Some of the biggest names in stage and screen have been paying tribute to the Bristol Old Vic tonight as it celebrate its 250th anniversary. Proceeds from the gala performance will go towards the theatre’s major redevelopment.
The oldest working theatre in the English speaking world can also claim the greatest number of stars having started their careers here. And this evening many of them will return to mark two and a half centuries.
Lesley Manville, who was once in ITV’s #Emmerdale, is full of praise for the theatre
Peter O’Toole, Patrick Stewart, Stephanie Cole, and Daniel Day-Lewis count Bristol as their first home and some can’t stay away. As well as playing a part on stage Timothy West was once associate director and was also on the board of trustees for 6 years. He says he’s seen it go through quite an eventful history.
Some of the UK’s most famous and best-loved actors learned their trade at the #Bristol Old Vic.
Graduates of the famous Bristol Old Vic Theatre School include Sir Patrick Stewart, Jeremy Irons, Miranda Richardson, Daniel Day Lewis, Patricia Routledge, Tim Pigott-Smith, Pete Postlethwaite, Mark Strong, Brian Blessed, Olivia Colman, Gene Wilder, Amanda Redman and Naomie Harris.
The historic playhouse, which opened on 30 May 1766, is the oldest continuously working theatre in the English speaking world.
As part of the anniversary celebrations an 18th Century “thunder run”, which recreates the sound of thunder above the auditorium, was recently restored.
It will be used for the first time since 1942 in a production of #King Lear next month
The theatre was originally built without Royal patent and was therefore technically illegal, so it had to disguise plays as musical concerts and hide its entrance from public sight.

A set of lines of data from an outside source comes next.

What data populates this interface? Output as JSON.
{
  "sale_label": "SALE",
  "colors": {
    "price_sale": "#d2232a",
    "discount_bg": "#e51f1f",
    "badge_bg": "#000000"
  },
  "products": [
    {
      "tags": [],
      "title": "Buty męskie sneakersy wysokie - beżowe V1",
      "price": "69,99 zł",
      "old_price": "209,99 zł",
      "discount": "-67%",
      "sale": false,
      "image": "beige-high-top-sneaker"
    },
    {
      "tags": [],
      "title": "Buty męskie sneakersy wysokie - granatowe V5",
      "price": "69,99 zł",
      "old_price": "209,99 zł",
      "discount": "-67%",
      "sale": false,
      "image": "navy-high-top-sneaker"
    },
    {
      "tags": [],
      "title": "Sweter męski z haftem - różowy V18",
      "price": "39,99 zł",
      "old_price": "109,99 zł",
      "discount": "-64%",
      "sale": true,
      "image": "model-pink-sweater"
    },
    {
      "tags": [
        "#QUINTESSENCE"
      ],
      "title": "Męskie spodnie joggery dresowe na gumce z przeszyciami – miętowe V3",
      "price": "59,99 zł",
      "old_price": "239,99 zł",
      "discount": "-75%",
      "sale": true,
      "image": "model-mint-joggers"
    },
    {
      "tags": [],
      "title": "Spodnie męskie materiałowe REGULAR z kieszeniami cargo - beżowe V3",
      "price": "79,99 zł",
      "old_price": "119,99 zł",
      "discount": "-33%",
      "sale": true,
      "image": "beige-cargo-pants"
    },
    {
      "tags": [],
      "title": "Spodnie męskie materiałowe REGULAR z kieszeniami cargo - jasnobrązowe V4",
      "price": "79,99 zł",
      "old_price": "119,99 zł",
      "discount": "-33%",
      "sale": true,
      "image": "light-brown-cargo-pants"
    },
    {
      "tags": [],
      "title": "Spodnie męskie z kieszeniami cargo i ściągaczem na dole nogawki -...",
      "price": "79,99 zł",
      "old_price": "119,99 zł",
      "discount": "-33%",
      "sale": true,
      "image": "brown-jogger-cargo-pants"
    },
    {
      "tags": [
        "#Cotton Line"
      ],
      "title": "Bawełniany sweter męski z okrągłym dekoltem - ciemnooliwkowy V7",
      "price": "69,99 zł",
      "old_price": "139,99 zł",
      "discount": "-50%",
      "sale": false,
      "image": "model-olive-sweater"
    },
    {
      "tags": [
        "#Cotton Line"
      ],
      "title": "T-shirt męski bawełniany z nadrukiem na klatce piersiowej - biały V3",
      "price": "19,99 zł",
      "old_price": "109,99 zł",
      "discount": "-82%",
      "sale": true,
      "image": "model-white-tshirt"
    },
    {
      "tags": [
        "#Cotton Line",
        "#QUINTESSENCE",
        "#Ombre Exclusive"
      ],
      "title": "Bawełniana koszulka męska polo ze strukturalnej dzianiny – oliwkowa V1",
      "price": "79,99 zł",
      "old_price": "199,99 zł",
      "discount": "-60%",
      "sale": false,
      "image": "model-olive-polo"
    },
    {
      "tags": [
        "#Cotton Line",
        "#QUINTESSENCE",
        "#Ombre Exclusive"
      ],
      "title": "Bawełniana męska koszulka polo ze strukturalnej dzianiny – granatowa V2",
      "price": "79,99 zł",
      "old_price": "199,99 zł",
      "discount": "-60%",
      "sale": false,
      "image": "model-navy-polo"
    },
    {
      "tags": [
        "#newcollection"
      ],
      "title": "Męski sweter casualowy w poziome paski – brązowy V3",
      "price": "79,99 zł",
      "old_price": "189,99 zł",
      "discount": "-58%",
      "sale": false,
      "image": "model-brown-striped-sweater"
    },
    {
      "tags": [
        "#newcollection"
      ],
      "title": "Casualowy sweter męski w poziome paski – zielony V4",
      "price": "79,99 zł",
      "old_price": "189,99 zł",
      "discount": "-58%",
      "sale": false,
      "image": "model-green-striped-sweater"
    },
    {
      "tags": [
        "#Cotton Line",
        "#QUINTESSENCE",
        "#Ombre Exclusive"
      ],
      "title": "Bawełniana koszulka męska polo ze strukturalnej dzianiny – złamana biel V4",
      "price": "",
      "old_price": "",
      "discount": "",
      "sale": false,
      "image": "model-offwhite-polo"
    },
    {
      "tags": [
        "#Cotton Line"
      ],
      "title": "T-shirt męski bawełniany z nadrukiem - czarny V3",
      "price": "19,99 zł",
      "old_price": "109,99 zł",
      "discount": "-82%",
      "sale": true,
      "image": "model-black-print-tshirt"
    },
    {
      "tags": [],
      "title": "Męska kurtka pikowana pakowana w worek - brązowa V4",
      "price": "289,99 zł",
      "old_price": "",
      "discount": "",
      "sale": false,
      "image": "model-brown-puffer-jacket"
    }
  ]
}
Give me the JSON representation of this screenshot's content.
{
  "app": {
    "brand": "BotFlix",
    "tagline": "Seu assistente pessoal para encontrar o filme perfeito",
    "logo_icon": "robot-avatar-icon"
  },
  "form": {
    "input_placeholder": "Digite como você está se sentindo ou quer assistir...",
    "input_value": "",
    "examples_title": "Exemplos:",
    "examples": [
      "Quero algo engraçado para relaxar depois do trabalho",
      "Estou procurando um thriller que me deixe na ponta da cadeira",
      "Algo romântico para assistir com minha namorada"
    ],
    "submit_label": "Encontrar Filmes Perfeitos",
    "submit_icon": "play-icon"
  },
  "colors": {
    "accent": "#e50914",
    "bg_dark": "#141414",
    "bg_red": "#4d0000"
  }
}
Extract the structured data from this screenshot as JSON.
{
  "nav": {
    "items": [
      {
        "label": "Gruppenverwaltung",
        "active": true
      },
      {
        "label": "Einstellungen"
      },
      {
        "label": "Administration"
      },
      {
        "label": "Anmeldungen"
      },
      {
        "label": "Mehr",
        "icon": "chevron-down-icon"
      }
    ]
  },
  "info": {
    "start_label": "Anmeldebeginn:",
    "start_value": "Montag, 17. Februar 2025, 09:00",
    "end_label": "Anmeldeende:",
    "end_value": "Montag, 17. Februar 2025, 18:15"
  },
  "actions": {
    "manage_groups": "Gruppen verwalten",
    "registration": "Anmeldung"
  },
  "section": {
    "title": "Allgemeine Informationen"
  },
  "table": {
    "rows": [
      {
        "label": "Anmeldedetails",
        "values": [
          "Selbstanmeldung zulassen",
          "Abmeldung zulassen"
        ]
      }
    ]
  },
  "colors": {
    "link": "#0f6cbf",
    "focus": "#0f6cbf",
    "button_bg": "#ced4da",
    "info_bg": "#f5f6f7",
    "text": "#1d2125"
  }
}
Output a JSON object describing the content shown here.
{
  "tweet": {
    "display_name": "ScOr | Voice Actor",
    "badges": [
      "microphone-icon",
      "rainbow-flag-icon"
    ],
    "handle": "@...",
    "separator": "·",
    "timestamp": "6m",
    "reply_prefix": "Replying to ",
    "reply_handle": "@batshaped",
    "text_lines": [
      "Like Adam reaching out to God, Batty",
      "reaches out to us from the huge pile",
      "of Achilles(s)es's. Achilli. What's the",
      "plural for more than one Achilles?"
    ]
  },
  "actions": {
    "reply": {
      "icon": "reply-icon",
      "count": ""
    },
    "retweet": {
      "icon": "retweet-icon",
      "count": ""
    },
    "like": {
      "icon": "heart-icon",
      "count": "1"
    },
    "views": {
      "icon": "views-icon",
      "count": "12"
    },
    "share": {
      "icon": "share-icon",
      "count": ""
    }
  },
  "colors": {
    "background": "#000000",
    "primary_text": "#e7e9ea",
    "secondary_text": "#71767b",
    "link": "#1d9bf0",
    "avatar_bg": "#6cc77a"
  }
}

It finally got a royal patent in 1778 when it became the #Theatre Royal.
It became the Bristol Old Vic in 1946 when a company of actors from #London’s Old Vic was sent there to perform.
To mark the 250th anniversary plays from each of the four centuries it has been in existence have been, or will be, performed
The original theatre was founded in 1766 by 50 men and women, who each paid £50 in return for a “silver ticket”, which granted the bearer the right to watch every performance in the theatre, forever.
Investors included local councillors, two future MPs and at least three Quakers.
To mark the 250th anniversary new silver tickets have been minted. Each one has been sold for £50,000 to help raise funds for the theatre’s redevelopment
The theatre has survived for two and a half centuries despite coming near to closure on several occasions.
During #World War Two much of ancient Bristol was destroyed, but the theatre sustained only slight damage.
It fell into disrepair and in 1942 it was sold after a series of failed attempts to revive it.
The new buyers planned to turn it into a banana ripening warehouse, but an appeal was launched to save the theatre and it reopened in 1943.
HAPPY 250TH ANNIVERSARY BRISTOL OLD VIC